- Beautiful Lightbox style featured articles
- Clean, modern layout
- Dropdown navigation
- Excellent use of white space
- Great software downloads hub
- Excellent featured articles section
- Simple navigation menu
- Does not feel cluttered
- Simple grid structure
The two strongest outcomes of the project are by far the identity redesign, and modernization of a relatively aged website. The new identity now conveys the forward thinking, technological body that is PCWorld (now Launch), with several tasteful elements within that pay homage to the previous identity. By creating a new identity, we have allowed the content to continue the direction it is going, as that is the largest portion of the site, whilst creating a visually appealing brandmark. The modernized site, much like that of the new identity has taken elements from its predecessor and implemented it in a fresh and contemporary way. The colour is no longer bland, and pages no longer cluttered. Together, these should prove to be an effective step forward for the brand.
There were more successful outcomes than unsuccessful, but due to the sheer scale of the project the main unsuccessful outcome would be the graphical uniqueness of the new website. Whilst I am unsure if this is a good or a bad thing, as going wild with design elements can leave the audience with a bad taste in their mouths in regards to it being TOO visually bold, I would have liked for us to be a little bit more adventurous given we had less content. Separating the project into different jobs for each member was an excellent way to cover the large amount of work that needed addressing, it also created issues with compilation of reports. It had seemed as though specific instructions that had been set out weren’t fulfilled, leaving the sections of reports feeling somewhat separated. For example, the final report should have been compiled in a way that was coherent with the branding document I had created, yet this was unfortunately not so.

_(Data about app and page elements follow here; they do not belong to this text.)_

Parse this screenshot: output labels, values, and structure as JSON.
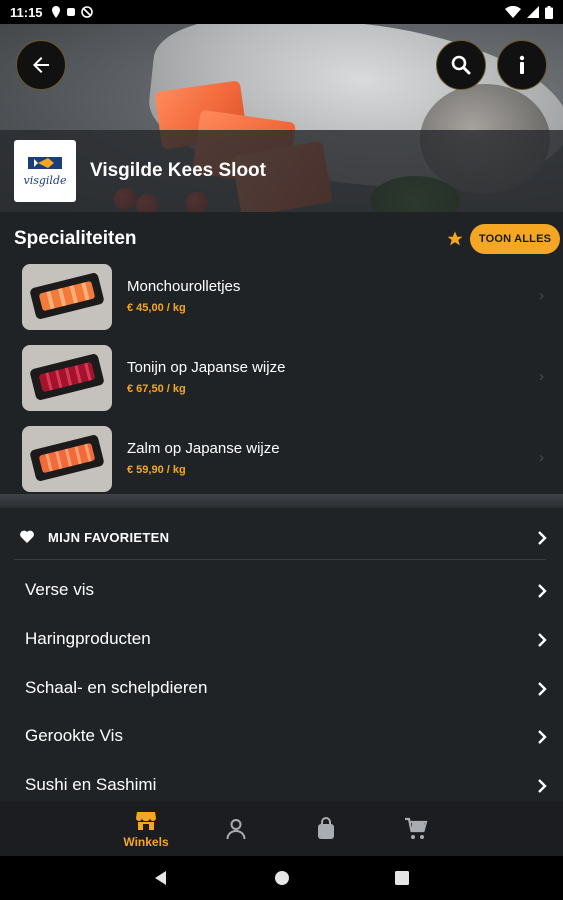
{
  "status_bar": {
    "time": "11:15"
  },
  "store": {
    "name": "Visgilde Kees Sloot",
    "logo_text": "visgilde"
  },
  "specials": {
    "heading": "Specialiteiten",
    "show_all_label": "TOON ALLES",
    "items": [
      {
        "name": "Monchourolletjes",
        "price": "€ 45,00 / kg"
      },
      {
        "name": "Tonijn op Japanse wijze",
        "price": "€ 67,50 / kg"
      },
      {
        "name": "Zalm op Japanse wijze",
        "price": "€ 59,90 / kg"
      }
    ]
  },
  "menu": {
    "favorites_label": "MIJN FAVORIETEN",
    "categories": [
      {
        "label": "Verse vis"
      },
      {
        "label": "Haringproducten"
      },
      {
        "label": "Schaal- en schelpdieren"
      },
      {
        "label": "Gerookte Vis"
      },
      {
        "label": "Sushi en Sashimi"
      }
    ]
  },
  "bottom_nav": {
    "items": [
      {
        "label": "Winkels",
        "icon": "shop-icon",
        "active": true
      },
      {
        "label": "",
        "icon": "account-icon",
        "active": false
      },
      {
        "label": "",
        "icon": "bag-icon",
        "active": false
      },
      {
        "label": "",
        "icon": "cart-icon",
        "active": false
      }
    ]
  },
  "colors": {
    "accent": "#f5a623",
    "background": "#202326",
    "nav": "#1b1d20"
  }
}
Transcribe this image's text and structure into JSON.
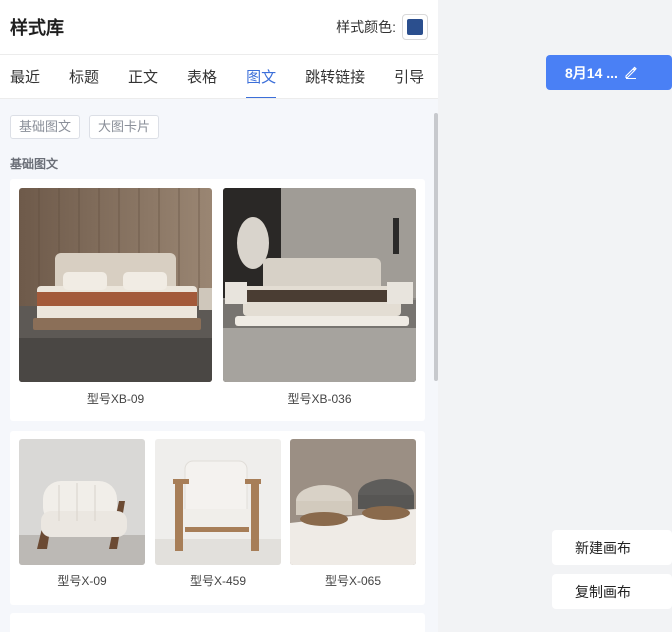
{
  "panel": {
    "title": "样式库",
    "color_label": "样式颜色:",
    "color_value": "#2b4f8e"
  },
  "tabs": [
    {
      "label": "最近"
    },
    {
      "label": "标题"
    },
    {
      "label": "正文"
    },
    {
      "label": "表格"
    },
    {
      "label": "图文",
      "active": true
    },
    {
      "label": "跳转链接"
    },
    {
      "label": "引导"
    }
  ],
  "filters": [
    "基础图文",
    "大图卡片"
  ],
  "section": {
    "label": "基础图文"
  },
  "cards": [
    {
      "items": [
        {
          "name": "型号XB-09",
          "icon": "bed-image"
        },
        {
          "name": "型号XB-036",
          "icon": "bed-image"
        }
      ]
    },
    {
      "items": [
        {
          "name": "型号X-09",
          "icon": "armchair-image"
        },
        {
          "name": "型号X-459",
          "icon": "armchair-image"
        },
        {
          "name": "型号X-065",
          "icon": "ottoman-image"
        }
      ]
    }
  ],
  "canvas": {
    "date_button": "8月14 ...",
    "edit_icon": "pencil-icon",
    "new_canvas": "新建画布",
    "copy_canvas": "复制画布"
  },
  "colors": {
    "accent": "#3c6fd9",
    "button": "#4a80f5"
  }
}
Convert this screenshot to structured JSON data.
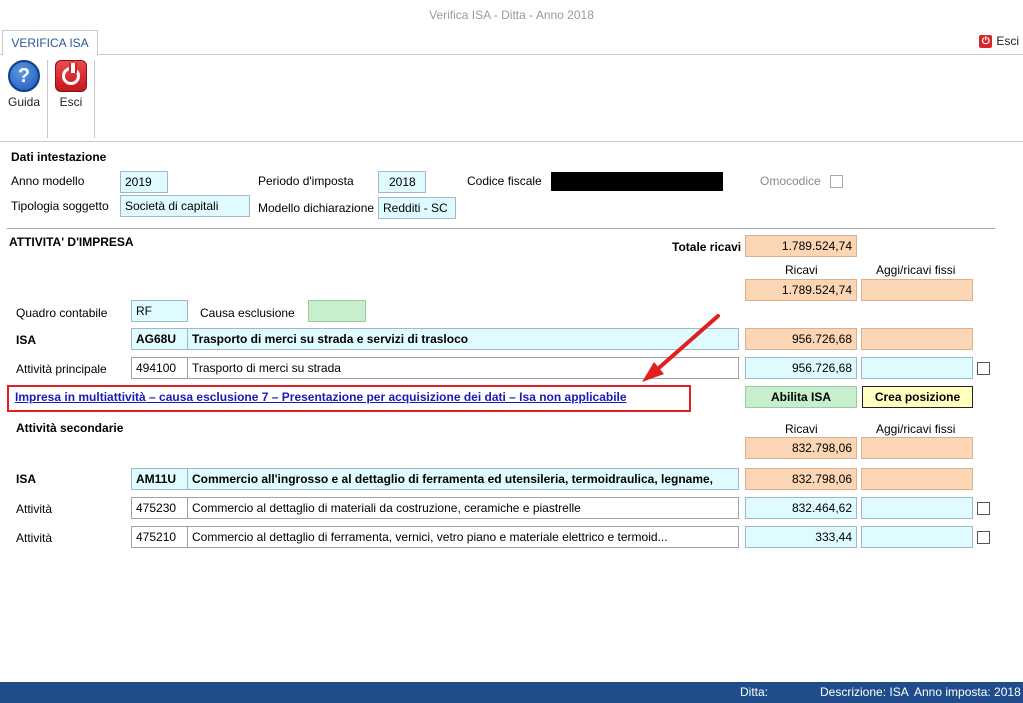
{
  "window": {
    "title": "Verifica ISA - Ditta            - Anno 2018"
  },
  "tabs": [
    {
      "label": "VERIFICA ISA"
    }
  ],
  "top_exit": {
    "label": "Esci"
  },
  "ribbon": {
    "help_label": "Guida",
    "exit_label": "Esci"
  },
  "header": {
    "section_title": "Dati intestazione",
    "anno_modello_label": "Anno modello",
    "anno_modello_value": "2019",
    "periodo_label": "Periodo d'imposta",
    "periodo_value": "2018",
    "codice_fiscale_label": "Codice fiscale",
    "codice_fiscale_value": "",
    "omocodice_label": "Omocodice",
    "tipologia_label": "Tipologia soggetto",
    "tipologia_value": "Società di capitali",
    "modello_label": "Modello dichiarazione",
    "modello_value": "Redditi - SC"
  },
  "impresa": {
    "section_title": "ATTIVITA' D'IMPRESA",
    "totale_ricavi_label": "Totale ricavi",
    "totale_ricavi_value": "1.789.524,74",
    "col_ricavi": "Ricavi",
    "col_aggi": "Aggi/ricavi fissi",
    "ricavi_value": "1.789.524,74",
    "quadro_label": "Quadro contabile",
    "quadro_value": "RF",
    "causa_label": "Causa esclusione",
    "causa_value": ""
  },
  "principale": {
    "isa_label": "ISA",
    "isa_code": "AG68U",
    "isa_desc": "Trasporto di merci su strada e servizi di trasloco",
    "isa_ricavi": "956.726,68",
    "attivita_label": "Attività principale",
    "attivita_code": "494100",
    "attivita_desc": "Trasporto di merci su strada",
    "attivita_ricavi": "956.726,68"
  },
  "warning": {
    "text": "Impresa in multiattività – causa esclusione 7 – Presentazione per acquisizione dei dati – Isa non applicabile",
    "abilita_label": "Abilita ISA",
    "crea_label": "Crea posizione"
  },
  "secondarie": {
    "section_title": "Attività secondarie",
    "col_ricavi": "Ricavi",
    "col_aggi": "Aggi/ricavi fissi",
    "ricavi_value": "832.798,06",
    "isa_label": "ISA",
    "isa_code": "AM11U",
    "isa_desc": "Commercio all'ingrosso e al dettaglio di ferramenta ed utensileria, termoidraulica, legname,",
    "isa_ricavi": "832.798,06",
    "rows": [
      {
        "label": "Attività",
        "code": "475230",
        "desc": "Commercio al dettaglio di materiali da costruzione, ceramiche e piastrelle",
        "ricavi": "832.464,62"
      },
      {
        "label": "Attività",
        "code": "475210",
        "desc": "Commercio al dettaglio di ferramenta, vernici, vetro piano e materiale elettrico e termoid...",
        "ricavi": "333,44"
      }
    ]
  },
  "statusbar": {
    "ditta": "Ditta:",
    "descrizione": "Descrizione: ISA",
    "anno": "Anno imposta: 2018"
  },
  "colors": {
    "peach": "#fcd5b4",
    "cyan": "#e0fbff",
    "green": "#c6efce",
    "status_blue": "#1f4d8b",
    "warning_red": "#e02020",
    "link_blue": "#1a1ab8"
  }
}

Throughout this project and throughout the semester, I have learned to step away from positions of leadership and monitoring. I tend to often find myself chasing others up on what needs to be done, adding unnecessary stress to an already stressful process. Whilst this has been good for me from a personal perspective, I certainly hope that it does not reflect badly on the final outcome, as although I had a hand in putting forward ideas and implementing changes, some were not done to my standard. This is a bitter-sweet moment. I have learned just how important it is for a brand to portray themselves correctly. I have always know that it is integral in the survival of a brand for their content to reflect their values, but being in charge of the competitive set and rebrand, and having the opportunity to dig through statistics really highlights and reaffirms this idea – ‘If it ain’t broke, don’t fix it’, doesn’t always seem applicable. As a designer, I tend to dive in without doing too much research – This will no longer be the case, as this project has shown me how important it is to look into competitors and statistics before making final decisions. The sheer scale of this project wouldn’t have been doable unless we knew all there was about the background of said brand/client.
Areas of design I want to work in
I have always had an interest in UI design, but this project has opened up the door for me to potentially look into UX design. Having the opportunity to dive into statistics and experience something from the perspective of a different user group was extremely interesting to me, and I think this new found curiosity could lead me into a new direction. I can be both technical and implement a strong design thinking aspect simultaneously.